1911 Encyclopædia Britannica/Harington, Sir John
HARINGTON, SIR JOHN (1561–1612), English writer, was born at Kelston, near Bath, in 1561. His father, John Harington, acquired considerable estates by marrying Etheldreda, a natural daughter of Henry VIII., and after his wife's death he was attached to the service of the Princess Elizabeth. He married Isabella Markham, one of her ladies, and on Mary's accession he and his wife were imprisoned in the Tower with the princess. John, the son of the second marriage, was Elizabeth's godson. He studied at Eton and at Christ's College, Cambridge, where he took the degree of M.A., his tutor being John Still, afterwards bishop of Bath and Wells, formerly reputed to be the author of Gammer Gurton's Needle. He came up to London about 1583 and was entered at Lincoln's Inn, but his talents marked him out for success at court rather than for a legal career. Tradition relates that he translated the story of Giocondo from Ariosto and was reproved by the queen for acquainting her ladies with so indiscreet a selection. He was to retire to his seat at Kelston until he completed the translation of the entire work.

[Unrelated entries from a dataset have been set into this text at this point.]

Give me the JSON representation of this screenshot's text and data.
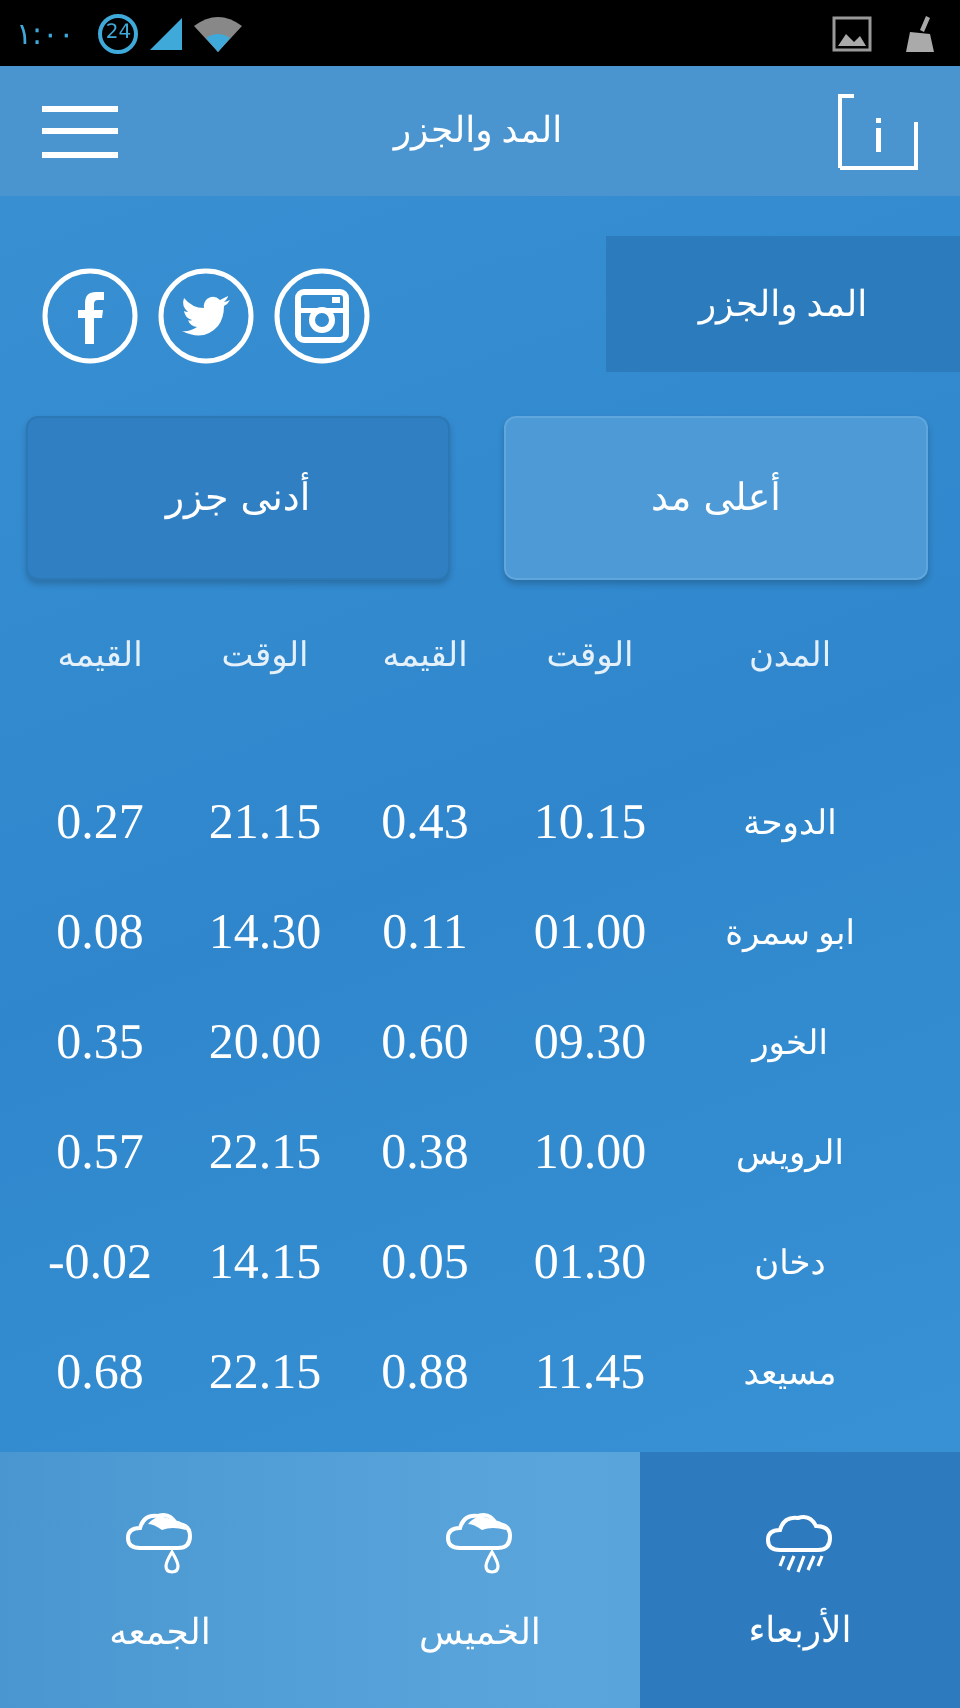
{
  "status_bar": {
    "time": "١:٠٠",
    "badge": "24"
  },
  "header": {
    "title": "المد والجزر"
  },
  "section_label": "المد والجزر",
  "tide_buttons": [
    {
      "label": "أعلى مد",
      "selected": true
    },
    {
      "label": "أدنى جزر",
      "selected": false
    }
  ],
  "table": {
    "columns": [
      "المدن",
      "الوقت",
      "القيمه",
      "الوقت",
      "القيمه"
    ],
    "rows": [
      [
        "الدوحة",
        "10.15",
        "0.43",
        "21.15",
        "0.27"
      ],
      [
        "ابو سمرة",
        "01.00",
        "0.11",
        "14.30",
        "0.08"
      ],
      [
        "الخور",
        "09.30",
        "0.60",
        "20.00",
        "0.35"
      ],
      [
        "الرويس",
        "10.00",
        "0.38",
        "22.15",
        "0.57"
      ],
      [
        "دخان",
        "01.30",
        "0.05",
        "14.15",
        "-0.02"
      ],
      [
        "مسيعد",
        "11.45",
        "0.88",
        "22.15",
        "0.68"
      ]
    ]
  },
  "days": [
    {
      "label": "الأربعاء",
      "kind": "rain",
      "selected": true
    },
    {
      "label": "الخميس",
      "kind": "drop",
      "selected": false
    },
    {
      "label": "الجمعه",
      "kind": "drop",
      "selected": false
    }
  ]
}
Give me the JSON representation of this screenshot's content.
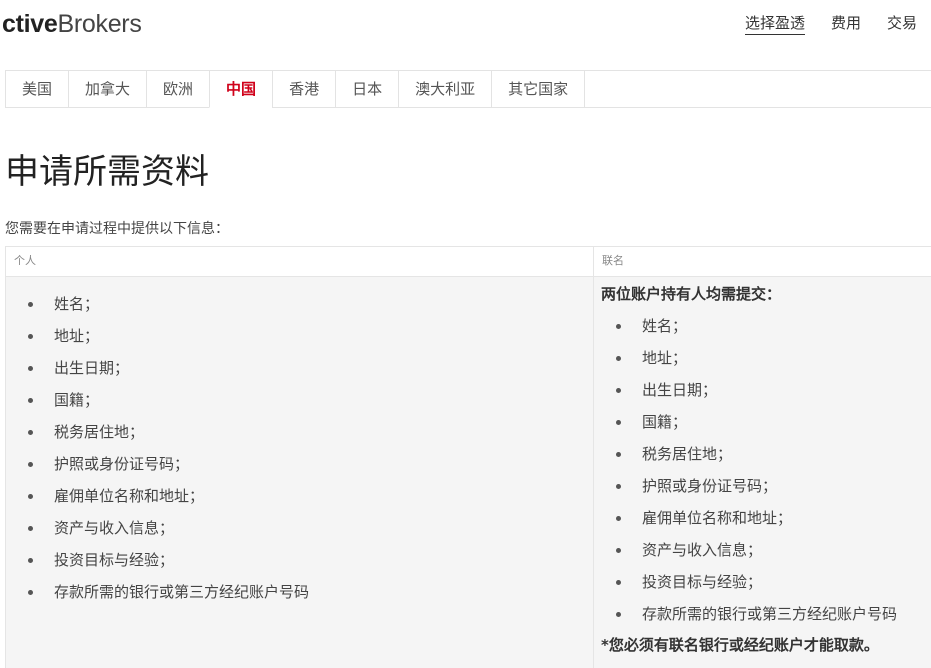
{
  "header": {
    "logo_bold": "ctive",
    "logo_rest": "Brokers",
    "nav": [
      "选择盈透",
      "费用",
      "交易"
    ]
  },
  "tabs": [
    "美国",
    "加拿大",
    "欧洲",
    "中国",
    "香港",
    "日本",
    "澳大利亚",
    "其它国家"
  ],
  "active_tab": "中国",
  "page": {
    "title": "申请所需资料",
    "intro": "您需要在申请过程中提供以下信息："
  },
  "table": {
    "col_individual": "个人",
    "col_joint": "联名",
    "individual_items": [
      "姓名；",
      "地址；",
      "出生日期；",
      "国籍；",
      "税务居住地；",
      "护照或身份证号码；",
      "雇佣单位名称和地址；",
      "资产与收入信息；",
      "投资目标与经验；",
      "存款所需的银行或第三方经纪账户号码"
    ],
    "joint_heading": "两位账户持有人均需提交：",
    "joint_items": [
      "姓名；",
      "地址；",
      "出生日期；",
      "国籍；",
      "税务居住地；",
      "护照或身份证号码；",
      "雇佣单位名称和地址；",
      "资产与收入信息；",
      "投资目标与经验；",
      "存款所需的银行或第三方经纪账户号码"
    ],
    "joint_note": "*您必须有联名银行或经纪账户才能取款。"
  },
  "colors": {
    "active_tab": "#d0021b"
  }
}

Orlando Furioso in English heroical verse was published in 1591 and reprinted in 1607 and 1634. Harington was high sheriff of Somerset in 1592 and received Elizabeth at his house during her western progress of 1591. In 1596 he published in succession The Metamorphosis of Ajax, An Anatomie of the Metamorphosed Ajax, and Ulysses upon Ajax, the three forming collectively a very absurd and indecorous work of a Pantagruelistic kind. An allusion to Leicester in this book threw the writer into temporary disgrace, but in 1598 he received a commission to serve in Ireland under Essex. He was knighted on the field, to the annoyance of Elizabeth. Harington saved himself from being involved in Essex's disgrace by writing an account of the Irish campaign which increased Elizabeth's anger against the unfortunate earl. Among some papers found in the chapter library at York was a Tract on the Succession to the Crown (1602), written by Harington to secure the favour of the new king, to whom he sent the gift of a lantern constructed to symbolize the waning glory of the late queen and James's own splendour. This pamphlet, which contains many details of great interest about Elizabeth and gives an unprejudiced sketch of the religious question, was edited for the Roxburghe Club in 1880 by Sir Clements Markham. Harington's efforts to win favour at the new court were unsuccessful. In 1605 he even asked for the office of chancellor of Ireland and proposed himself as archbishop. The document in which he preferred this extraordinary request was published in 1879 with the title of A Short View of the State of Ireland written in 1605. Harington was before his time in advocating a policy of generosity and conciliation towards that country. He eventually succeeded in obtaining a position as one of the tutors of Prince Henry, for whom he annotated Francis Godwin's De praesulibus Angliae. Harington's grandson, John Chetwind, found in this somewhat scandalous production an argument for the Presbyterian side, and published it in 1653, under the title of A Briefe View of the State of the Church, &c.
Harington died at Kelston on the 20th of November 1612. His Epigrams were printed in a collection entitled Alcilia in 1613, and separately in 1615. The translation of the Orlando Furioso was carried out with skill and perseverance. It is not to be supposed that Harington failed to realize the ironic quality of his original, but he treated it as a serious allegory to suit the temper of Queen Elizabeth's court. He was neither a very exact scholar nor a very poetical translator, and he cannot be named in the same breath with Fairfax. The Orlando Furioso was sumptuously illustrated, and to it was prefixed an Apologie of Poetrie, justifying the subject matter of the poem, and, among other technical matters, the author's use of disyllabic and trisyllabic rhymes, also a life of Ariosto compiled by Harington from various Italian sources. Harington's Rabelaisian pamphlets show that he was almost equally endowed with wit and indelicacy, and his epigrams are sometimes smart and always easy. His works include The Englishman's Doctor, Or the School of Salerne (1608), and Nugae antiquae, miscellaneous papers collected in 1779.
A biographical account of Harington is prefixed to the Roxburghe Club edition of his tract on the succession mentioned above.